__WORK TO COMPLETE__. What lines in the data below mention the string "price"? Copy them out.

__INPUT FOR THIS TASK__.
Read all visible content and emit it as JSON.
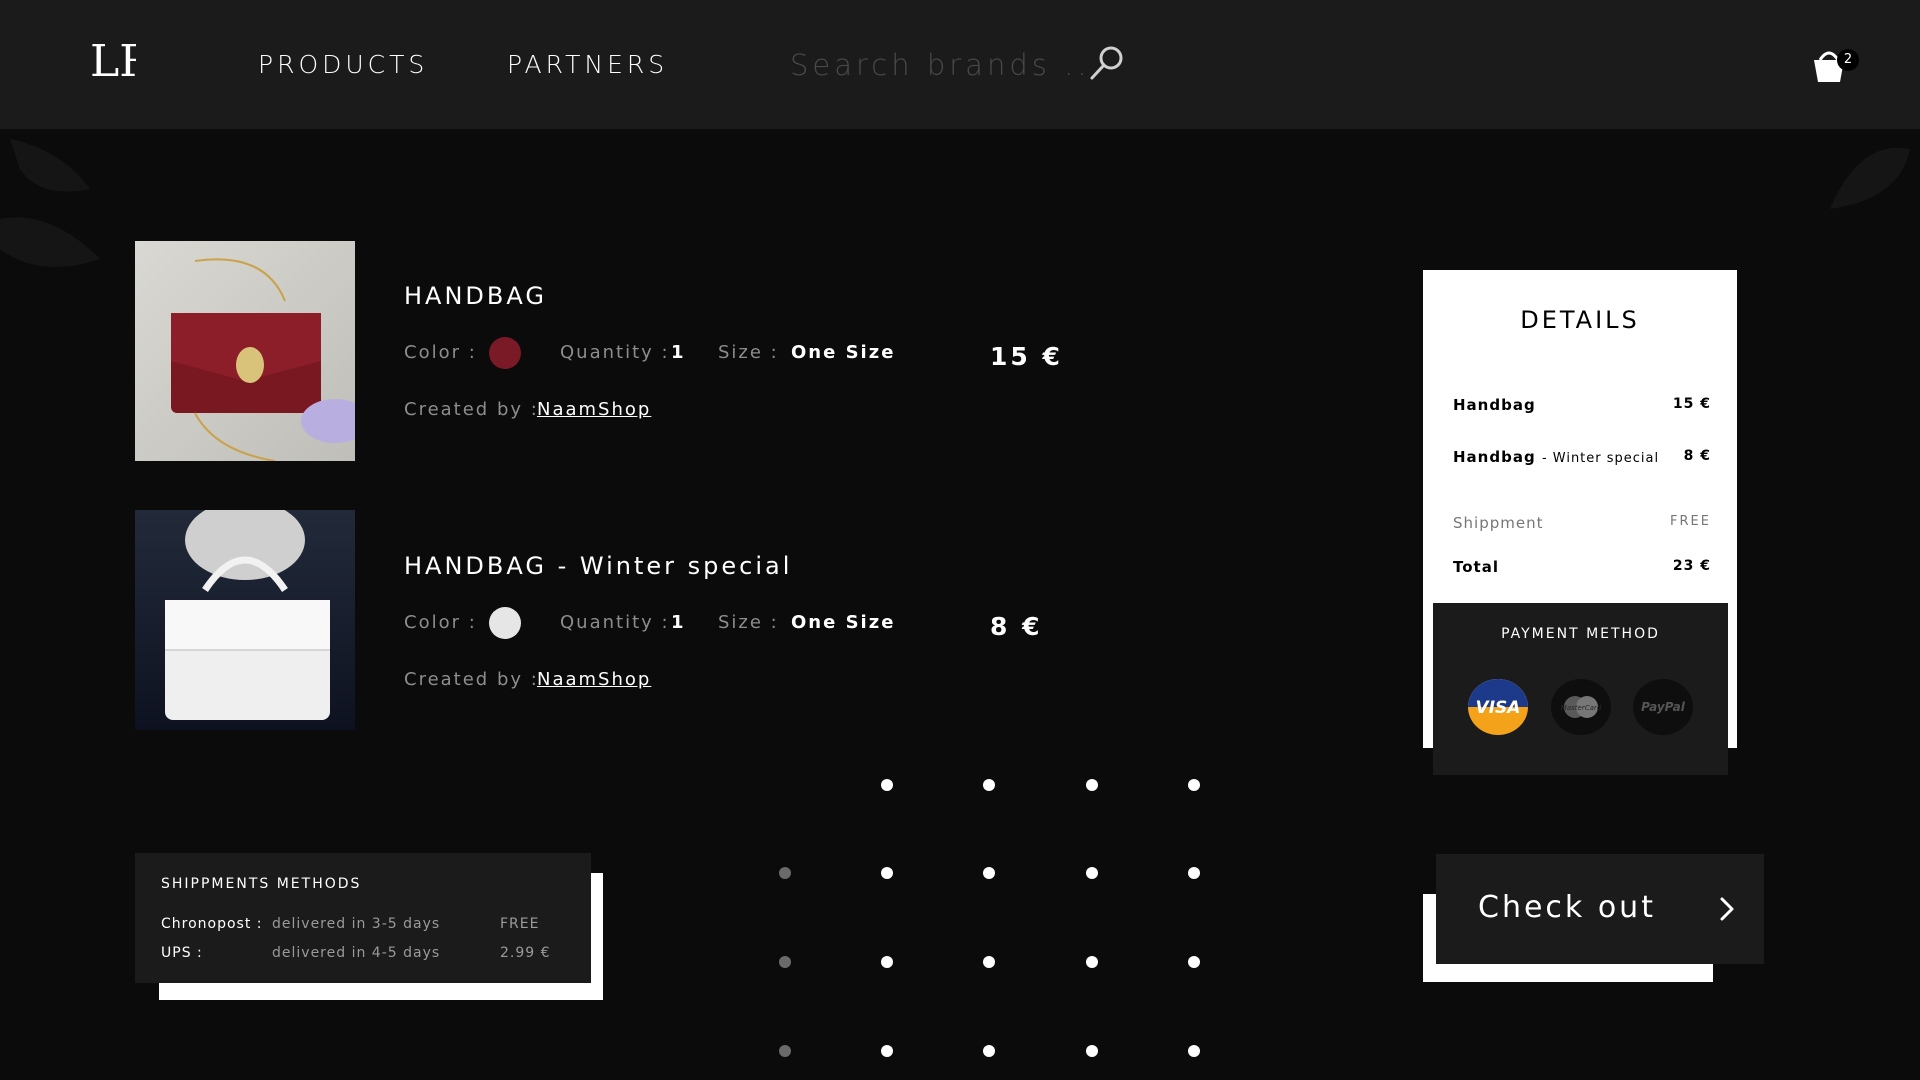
{
  "header": {
    "logo_text": "LR",
    "nav": [
      {
        "label": "PRODUCTS"
      },
      {
        "label": "PARTNERS"
      }
    ],
    "search_placeholder": "Search brands ...",
    "cart_count": "2"
  },
  "products": [
    {
      "title": "HANDBAG",
      "color_label": "Color :",
      "color_hex": "#7a1a26",
      "quantity_label": "Quantity :",
      "quantity": "1",
      "size_label": "Size :",
      "size": "One Size",
      "price": "15 €",
      "created_label": "Created by :",
      "creator": "NaamShop"
    },
    {
      "title": "HANDBAG - Winter special",
      "color_label": "Color :",
      "color_hex": "#e6e6e6",
      "quantity_label": "Quantity :",
      "quantity": "1",
      "size_label": "Size :",
      "size": "One Size",
      "price": "8 €",
      "created_label": "Created by :",
      "creator": "NaamShop"
    }
  ],
  "details": {
    "title": "DETAILS",
    "items": [
      {
        "name": "Handbag",
        "sub": "",
        "price": "15 €"
      },
      {
        "name": "Handbag",
        "sub": "- Winter special",
        "price": "8 €"
      }
    ],
    "shipment_label": "Shippment",
    "shipment_value": "FREE",
    "total_label": "Total",
    "total_value": "23 €",
    "payment_title": "PAYMENT METHOD",
    "payment_methods": [
      "VISA",
      "MasterCard",
      "PayPal"
    ]
  },
  "shipping": {
    "title": "SHIPPMENTS METHODS",
    "rows": [
      {
        "carrier": "Chronopost :",
        "desc": "delivered in 3-5 days",
        "price": "FREE"
      },
      {
        "carrier": "UPS :",
        "desc": "delivered in 4-5 days",
        "price": "2.99 €"
      }
    ]
  },
  "checkout": {
    "label": "Check out"
  },
  "colors": {
    "header_bg": "#1b1b1b",
    "page_bg": "#0b0b0b",
    "panel_bg": "#ffffff"
  }
}
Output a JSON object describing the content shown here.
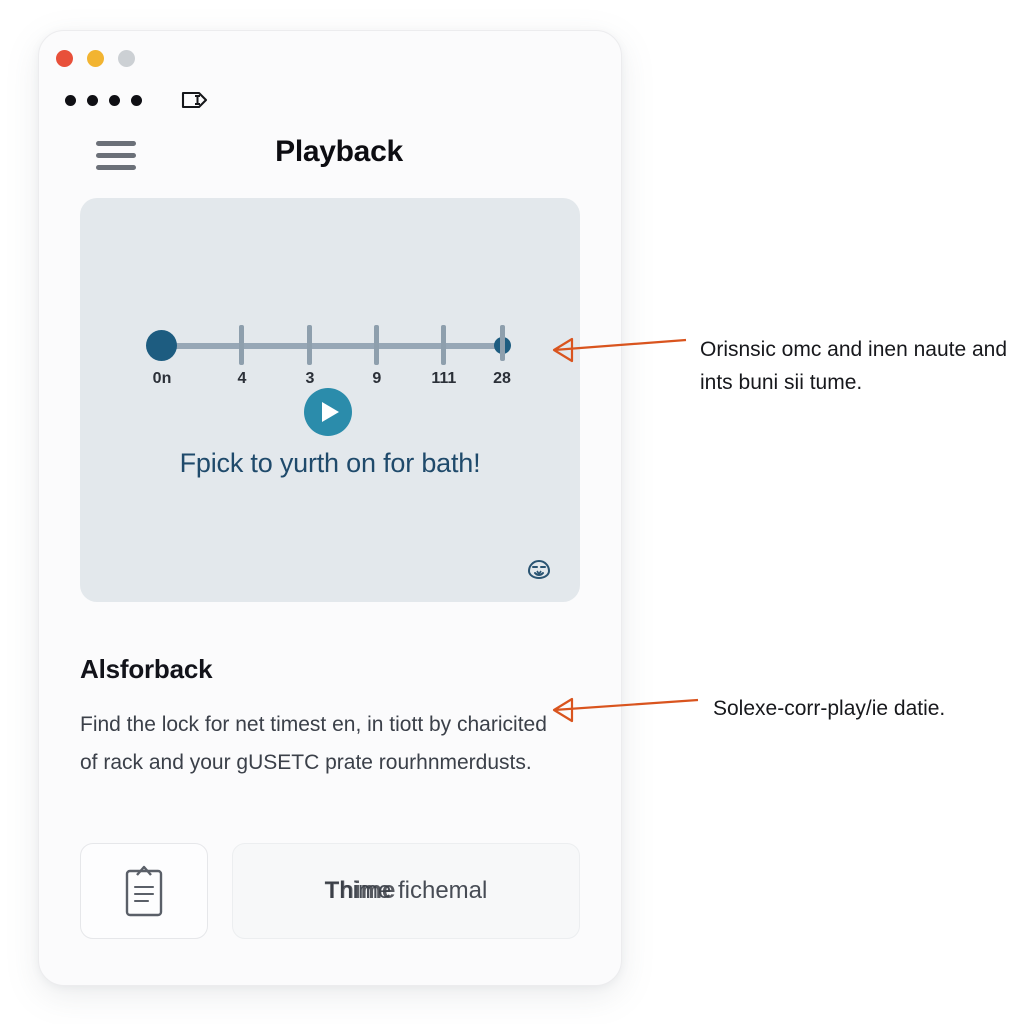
{
  "window": {
    "traffic_lights": [
      {
        "name": "close",
        "color": "#e8503a"
      },
      {
        "name": "minimize",
        "color": "#f2b431"
      },
      {
        "name": "maximize",
        "color": "#ccd0d4"
      }
    ],
    "status_dots_count": 4,
    "tag_icon": "tag-icon"
  },
  "app_bar": {
    "menu_icon": "hamburger-icon",
    "title": "Playback"
  },
  "media_card": {
    "caption": "Fpick to yurth on for bath!",
    "play_icon": "play-icon",
    "corner_icon": "face-icon",
    "timeline": {
      "start_label": "0n",
      "ticks": [
        {
          "label": "0n",
          "pos_pct": 0
        },
        {
          "label": "4",
          "pos_pct": 23.5
        },
        {
          "label": "3",
          "pos_pct": 43.5
        },
        {
          "label": "9",
          "pos_pct": 63.2
        },
        {
          "label": "111",
          "pos_pct": 82.9
        },
        {
          "label": "28",
          "pos_pct": 100
        }
      ]
    }
  },
  "info_section": {
    "heading": "Alsforback",
    "body": "Find the lock for net timest en, in tiott by charicited of rack and your gUSETC prate rourhnmerdusts."
  },
  "actions": {
    "clipboard_icon": "clipboard-icon",
    "primary_label": "Thime fichemal"
  },
  "annotations": [
    {
      "id": "annotation-1",
      "text": "Orisnsic omc and inen naute and ints buni sii tume.",
      "arrow_color": "#d9541e"
    },
    {
      "id": "annotation-2",
      "text": "Solexe-corr-play/ie datie.",
      "arrow_color": "#d9541e"
    }
  ],
  "colors": {
    "accent_teal": "#2b8cab",
    "accent_navy": "#1d5c80",
    "annotation_orange": "#d9541e",
    "card_bg": "#e3e8ec"
  }
}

__RESULT__.
      "price": "15 €",
      "price": "8 €",
        "price": "15 €"
        "price": "8 €"
        "price": "FREE"
        "price": "2.99 €"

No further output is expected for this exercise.